Moving the production of NAND flash memory to finer fabrication processes is sure to drive down the price of SSDs. The more memory chips can be squeezed onto a wafer, the cheaper each one becomes. Next-generation solid-state drives are expected to use NAND chips built on 25-nano process technology, and as one might expect from the cutting edge, there are some challenges associated with the shift.
As this article over at AnandTech points out, flash endurance and error rates present bigger problems as the size of each NAND cell shrinks. The move from 50- to 34-nm NAND cut the write-erase cycle endurance from 10,000 cycles to just 5,000, and the 25-nm flash chips currently coming off the line are reportedly lasting only 3,000 cycles. There doesn't seem to be a solution to weakening write-erase endurance, putting the onus on controller designers to devise ways to lower their write amplification factor. I expect we'll see more solutions like the compression-infused black box of technologies inside SandForce's SF-1000 series SSD controllers.
In addition to running out of steam before their 34-nm predecessors, 25-nm flash chips also have higher error rates. Rather than requiring drive makers to combat this at the controller level, Micron has introduced a family of ClearNAND chips that integrate a 24-bit ECC engine. The chips themselves appear as standard flash devices, making the error correction transparent to the controller.

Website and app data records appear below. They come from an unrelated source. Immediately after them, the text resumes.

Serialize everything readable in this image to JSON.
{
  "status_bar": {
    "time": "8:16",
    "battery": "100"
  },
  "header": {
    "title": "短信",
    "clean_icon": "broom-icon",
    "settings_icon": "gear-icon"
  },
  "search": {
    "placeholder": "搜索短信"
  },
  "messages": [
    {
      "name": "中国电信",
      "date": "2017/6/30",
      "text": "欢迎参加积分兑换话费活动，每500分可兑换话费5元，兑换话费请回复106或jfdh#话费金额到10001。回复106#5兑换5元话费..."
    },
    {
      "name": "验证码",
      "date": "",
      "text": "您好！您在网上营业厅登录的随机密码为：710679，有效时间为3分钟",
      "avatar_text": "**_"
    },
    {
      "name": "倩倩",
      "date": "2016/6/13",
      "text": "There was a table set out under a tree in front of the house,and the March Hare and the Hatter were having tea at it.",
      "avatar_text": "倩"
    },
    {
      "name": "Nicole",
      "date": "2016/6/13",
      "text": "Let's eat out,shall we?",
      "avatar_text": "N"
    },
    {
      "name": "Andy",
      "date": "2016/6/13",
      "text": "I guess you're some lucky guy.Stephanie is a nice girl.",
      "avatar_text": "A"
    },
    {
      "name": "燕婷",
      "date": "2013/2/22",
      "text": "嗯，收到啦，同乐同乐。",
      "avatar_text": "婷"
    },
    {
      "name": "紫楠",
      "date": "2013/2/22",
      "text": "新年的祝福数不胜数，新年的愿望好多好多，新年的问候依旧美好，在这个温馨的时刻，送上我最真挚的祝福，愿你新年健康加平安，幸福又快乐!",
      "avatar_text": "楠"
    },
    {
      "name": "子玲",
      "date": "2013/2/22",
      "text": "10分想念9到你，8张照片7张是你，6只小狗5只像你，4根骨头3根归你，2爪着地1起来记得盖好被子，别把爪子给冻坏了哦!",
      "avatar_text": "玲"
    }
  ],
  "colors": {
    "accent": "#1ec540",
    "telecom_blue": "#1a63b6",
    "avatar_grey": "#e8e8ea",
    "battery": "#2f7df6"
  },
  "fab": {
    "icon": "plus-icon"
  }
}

Two flavors of ClearNAND will be available: a standard version with 4-way command queuing and transfer rates up to 50 MT/s, and an enhanced derivative that'll queue 16 commands and push up to 200 MT/s. The former will be available in 8-32GB capacities, while the latter starts at 16GB and goes up to 64GB. I expect we'll find enhanced ClearNAND in more than a handful of next-gen SSDs, perhaps including Intel's follow-up to the X25-M G2.